What to work on: The whole listing should be given back without any alteration.

Data:
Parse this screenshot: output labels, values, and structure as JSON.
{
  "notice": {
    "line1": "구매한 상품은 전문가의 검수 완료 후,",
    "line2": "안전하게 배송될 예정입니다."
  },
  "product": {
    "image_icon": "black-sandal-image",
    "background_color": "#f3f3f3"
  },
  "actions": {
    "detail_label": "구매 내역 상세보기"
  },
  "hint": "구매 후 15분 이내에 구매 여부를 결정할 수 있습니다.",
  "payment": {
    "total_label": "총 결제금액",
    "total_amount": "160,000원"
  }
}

Solved problem:
Parse this screenshot: output labels, values, and structure as JSON.
{
  "notice": {
    "line1": "구매한 상품은 전문가의 검수 완료 후,",
    "line2": "안전하게 배송될 예정입니다."
  },
  "product": {
    "image_icon": "black-sandal-image",
    "background_color": "#f3f3f3"
  },
  "actions": {
    "detail_label": "구매 내역 상세보기"
  },
  "hint": "구매 후 15분 이내에 구매 여부를 결정할 수 있습니다.",
  "payment": {
    "total_label": "총 결제금액",
    "total_amount": "160,000원"
  }
}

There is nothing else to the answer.